GRAND FORKS, N.D. – Sitting up at 3 a.m., with various thoughts circling through her mind, Kathleen Coudle-King turns to her journal – a teal, leather solace with the words “Write Your Own Script” printed on the cover. She pulls out her black pen and begins “dumping” all of her frustrations and anxieties onto the pages.
“I think of my brain as one of those electrical meters some nights,” she said, making the sound of a churning electrical current. “Writing is a way to slow it down.”
She writes in scattered phrases and lists for 10 to 15 minutes, filling three or four pages before closing her journal and finally going to sleep.
Coudle-King, executive director of the Fire Hall Theatre and a senior lecturer at the University of North Dakota, has been journaling four to five days a week for nearly 20 years. She said the expressive writing is a way to free her mind from her worries, anxieties, fears and frustrations.
“I’ve found that it’s a good way to deal with anxiety,” she said. “Sometimes, it’s just a good way to dump anger.”
If Coudle-King is really upset with someone but can’t talk to them about it, or if she is obsessing about something minor, she said she will write about it in her journal.
“Often, once I get it on paper, I don’t have to keep revisiting it … usually,” she said with a laugh.
The creative writing teacher has taught journaling workshops and said she believes the act of journaling can free people to think more clearly. She said one of the great creative writing gurus, Julia Cameron, calls it “the morning pages.”
“When you wake up … you write for 10 minutes, and you just go. Whatever is on your mind, your dreams, your anxieties for the day,” she said.
Coudle-King prefers to write at night, but she said it has the same effect. It allows her to clear her mind, so she can sleep.
James Pennebaker, a nationally known American social psychologist, has done extensive research on journaling as a route to healing. According to his book “Writing to Heal,” his research has shown that short-term focused writing can have a beneficial effect on everyone: from those dealing with a terminal illness to victims of violent crime, to college students facing first-year transitions.
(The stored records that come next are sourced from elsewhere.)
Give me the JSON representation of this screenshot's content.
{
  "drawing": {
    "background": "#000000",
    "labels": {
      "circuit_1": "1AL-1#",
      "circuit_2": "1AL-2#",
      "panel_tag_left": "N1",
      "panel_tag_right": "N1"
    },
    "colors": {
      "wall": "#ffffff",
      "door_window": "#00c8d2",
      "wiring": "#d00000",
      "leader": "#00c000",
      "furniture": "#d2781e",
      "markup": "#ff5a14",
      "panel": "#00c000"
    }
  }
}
His book is a how-to guide on writing expressively.
“When people are given the opportunity to write about emotional upheavals, they often experience improved health,” Pennebaker said. “They go to the doctor less. They have changes in immune function.”
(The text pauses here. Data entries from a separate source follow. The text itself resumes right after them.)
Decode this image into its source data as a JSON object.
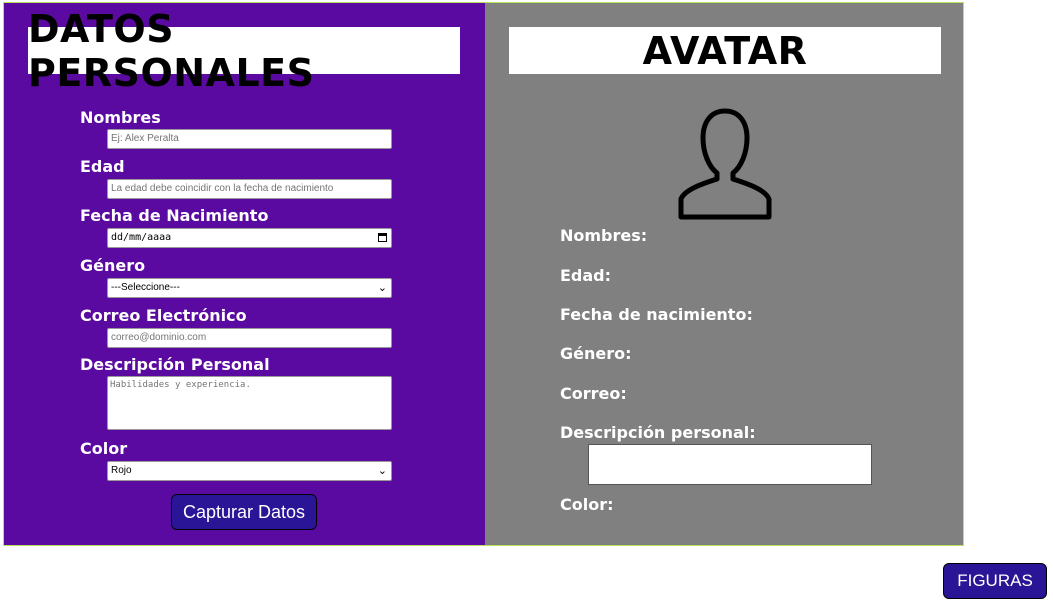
{
  "form": {
    "title": "DATOS PERSONALES",
    "fields": {
      "nombres": {
        "label": "Nombres",
        "placeholder": "Ej: Alex Peralta"
      },
      "edad": {
        "label": "Edad",
        "placeholder": "La edad debe coincidir con la fecha de nacimiento"
      },
      "fecha": {
        "label": "Fecha de Nacimiento",
        "value": "dd/mm/aaaa"
      },
      "genero": {
        "label": "Género",
        "value": "---Seleccione---"
      },
      "correo": {
        "label": "Correo Electrónico",
        "placeholder": "correo@dominio.com"
      },
      "descripcion": {
        "label": "Descripción Personal",
        "placeholder": "Habilidades y experiencia."
      },
      "color": {
        "label": "Color",
        "value": "Rojo"
      }
    },
    "submit_label": "Capturar Datos"
  },
  "avatar": {
    "title": "AVATAR",
    "icon": "user-silhouette-icon",
    "labels": {
      "nombres": "Nombres:",
      "edad": "Edad:",
      "fecha": "Fecha de nacimiento:",
      "genero": "Género:",
      "correo": "Correo:",
      "descripcion": "Descripción personal:",
      "color": "Color:"
    }
  },
  "footer": {
    "figuras_label": "FIGURAS"
  },
  "colors": {
    "left_panel": "#5a0aa0",
    "right_panel": "#808080",
    "button": "#2a1596",
    "frame_border": "#b6e35a"
  }
}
Much like expressive journaling is beneficial to one’s mental health, the act of food journaling has been proven to be beneficial to one’s physical health.
In a 2012 study by the Fred Hutchinson Cancer Research Center in Seattle, researchers found that women who kept food records lost six more pounds on average than women who did not. The study also found the food journaling helped people lose weight more quickly and maintain the weight loss for a longer period of time.
Erin Meiers, of Grand Forks, N.D., said she turned to food journaling when she was trying to lose weight and gain muscle in preparation for the Fargo Fitness Show last year.
Every day, she recorded the details of her meals including the time, food, quantity, calories, carbohydrates and protein. She also recorded her specific goals, like how much she wanted to lose and how much protein she needed to take.
“It helped to be conscious of what I was eating,” she said. “It helped with caloric intake and protein amounts.”
Meiers recorded her meals consistently for about one month, and inconsistently for about four. She said journaling was helpful in the beginning because it allowed her keep to track of how much and what types of food she was eating.
After a while, recording everything became more of a hassle, but Meiers said that journaling did help her stay on track and stick to her goals.
Coudle-King said she prefers to live in the now and look to the future, rather than spending a lot of time reflecting on the past, so she doesn’t read her journals very often. But, she has kept all of them. Her dozen or more journals lie scattered around the house, some slightly hidden and some right on the top of her dresser.
“A friend and I joke that ‘if I die before you do, you have to go into the house, find the journals and burn them,’ ” she said, adding that they would have to do so without reading the journals because that’s practically “the 11th commandment.”